[TASK REQUIREMENTS] A single number is required: how many lines of the listing below include the word "MoveToPoint".

================

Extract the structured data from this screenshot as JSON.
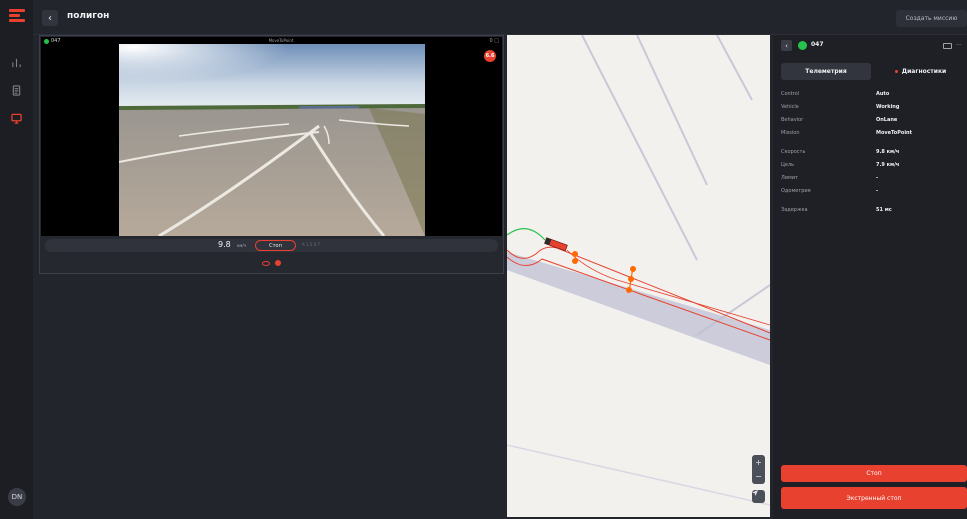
{
  "app": {
    "title": "полигон",
    "create_mission_label": "Создать миссию",
    "avatar_initials": "DN"
  },
  "camera": {
    "vehicle_id": "047",
    "mission_label": "MoveToPoint",
    "corner_text": "0",
    "badge": "6.6",
    "speed_value": "9.8",
    "speed_unit": "км/ч",
    "stop_label": "Стоп",
    "extra_text": "A 1.5 0.7"
  },
  "map": {
    "zoom_in": "+",
    "zoom_out": "−"
  },
  "panel": {
    "vehicle_id": "047",
    "tabs": [
      "Телеметрия",
      "Диагностики"
    ],
    "status_rows": [
      {
        "key": "Control",
        "value": "Auto"
      },
      {
        "key": "Vehicle",
        "value": "Working"
      },
      {
        "key": "Behavior",
        "value": "OnLane"
      },
      {
        "key": "Mission",
        "value": "MoveToPoint"
      }
    ],
    "metrics_rows": [
      {
        "key": "Скорость",
        "value": "9.8 км/ч"
      },
      {
        "key": "Цель",
        "value": "7.9 км/ч"
      },
      {
        "key": "Лимит",
        "value": "-"
      },
      {
        "key": "Одометрия",
        "value": "-"
      }
    ],
    "latency": {
      "key": "Задержка",
      "value": "51 мс"
    },
    "stop_label": "Стоп",
    "emergency_stop_label": "Экстренный стоп"
  },
  "colors": {
    "accent": "#e8412f",
    "online": "#27c24c",
    "background": "#22252c"
  }
}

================

[OUTPUT OF THE EXERCISE] 2